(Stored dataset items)
-=-=-
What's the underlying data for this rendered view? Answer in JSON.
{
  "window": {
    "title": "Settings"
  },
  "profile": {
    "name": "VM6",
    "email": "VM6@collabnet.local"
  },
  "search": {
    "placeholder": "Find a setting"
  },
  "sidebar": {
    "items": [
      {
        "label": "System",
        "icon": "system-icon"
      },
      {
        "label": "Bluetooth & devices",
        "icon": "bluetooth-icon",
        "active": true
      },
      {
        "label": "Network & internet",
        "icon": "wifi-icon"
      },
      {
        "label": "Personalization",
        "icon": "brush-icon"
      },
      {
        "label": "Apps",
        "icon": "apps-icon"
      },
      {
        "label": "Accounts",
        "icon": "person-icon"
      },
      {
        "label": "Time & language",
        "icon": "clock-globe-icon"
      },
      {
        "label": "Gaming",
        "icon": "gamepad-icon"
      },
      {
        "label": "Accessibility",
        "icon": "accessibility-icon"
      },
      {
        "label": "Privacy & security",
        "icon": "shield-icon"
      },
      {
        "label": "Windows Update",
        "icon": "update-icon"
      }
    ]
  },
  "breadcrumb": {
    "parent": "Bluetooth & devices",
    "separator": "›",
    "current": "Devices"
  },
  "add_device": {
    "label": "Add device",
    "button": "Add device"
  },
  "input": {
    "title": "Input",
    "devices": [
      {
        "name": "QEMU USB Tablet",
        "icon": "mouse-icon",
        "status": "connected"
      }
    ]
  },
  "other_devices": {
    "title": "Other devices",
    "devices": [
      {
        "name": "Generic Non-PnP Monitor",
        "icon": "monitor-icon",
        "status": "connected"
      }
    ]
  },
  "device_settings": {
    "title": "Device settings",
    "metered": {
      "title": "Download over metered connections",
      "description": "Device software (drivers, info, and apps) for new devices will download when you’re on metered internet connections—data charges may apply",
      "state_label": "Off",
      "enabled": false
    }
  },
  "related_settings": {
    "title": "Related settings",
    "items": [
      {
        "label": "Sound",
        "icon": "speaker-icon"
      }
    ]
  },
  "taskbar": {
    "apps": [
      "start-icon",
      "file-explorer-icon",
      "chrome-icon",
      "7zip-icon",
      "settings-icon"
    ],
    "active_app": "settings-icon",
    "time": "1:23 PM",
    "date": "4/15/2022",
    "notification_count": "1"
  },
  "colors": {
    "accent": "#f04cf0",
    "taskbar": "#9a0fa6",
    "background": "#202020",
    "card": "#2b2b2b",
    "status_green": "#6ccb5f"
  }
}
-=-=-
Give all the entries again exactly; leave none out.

What's the underlying data for this rendered view? Answer in JSON.
{
  "window": {
    "title": "Settings"
  },
  "profile": {
    "name": "VM6",
    "email": "VM6@collabnet.local"
  },
  "search": {
    "placeholder": "Find a setting"
  },
  "sidebar": {
    "items": [
      {
        "label": "System",
        "icon": "system-icon"
      },
      {
        "label": "Bluetooth & devices",
        "icon": "bluetooth-icon",
        "active": true
      },
      {
        "label": "Network & internet",
        "icon": "wifi-icon"
      },
      {
        "label": "Personalization",
        "icon": "brush-icon"
      },
      {
        "label": "Apps",
        "icon": "apps-icon"
      },
      {
        "label": "Accounts",
        "icon": "person-icon"
      },
      {
        "label": "Time & language",
        "icon": "clock-globe-icon"
      },
      {
        "label": "Gaming",
        "icon": "gamepad-icon"
      },
      {
        "label": "Accessibility",
        "icon": "accessibility-icon"
      },
      {
        "label": "Privacy & security",
        "icon": "shield-icon"
      },
      {
        "label": "Windows Update",
        "icon": "update-icon"
      }
    ]
  },
  "breadcrumb": {
    "parent": "Bluetooth & devices",
    "separator": "›",
    "current": "Devices"
  },
  "add_device": {
    "label": "Add device",
    "button": "Add device"
  },
  "input": {
    "title": "Input",
    "devices": [
      {
        "name": "QEMU USB Tablet",
        "icon": "mouse-icon",
        "status": "connected"
      }
    ]
  },
  "other_devices": {
    "title": "Other devices",
    "devices": [
      {
        "name": "Generic Non-PnP Monitor",
        "icon": "monitor-icon",
        "status": "connected"
      }
    ]
  },
  "device_settings": {
    "title": "Device settings",
    "metered": {
      "title": "Download over metered connections",
      "description": "Device software (drivers, info, and apps) for new devices will download when you’re on metered internet connections—data charges may apply",
      "state_label": "Off",
      "enabled": false
    }
  },
  "related_settings": {
    "title": "Related settings",
    "items": [
      {
        "label": "Sound",
        "icon": "speaker-icon"
      }
    ]
  },
  "taskbar": {
    "apps": [
      "start-icon",
      "file-explorer-icon",
      "chrome-icon",
      "7zip-icon",
      "settings-icon"
    ],
    "active_app": "settings-icon",
    "time": "1:23 PM",
    "date": "4/15/2022",
    "notification_count": "1"
  },
  "colors": {
    "accent": "#f04cf0",
    "taskbar": "#9a0fa6",
    "background": "#202020",
    "card": "#2b2b2b",
    "status_green": "#6ccb5f"
  }
}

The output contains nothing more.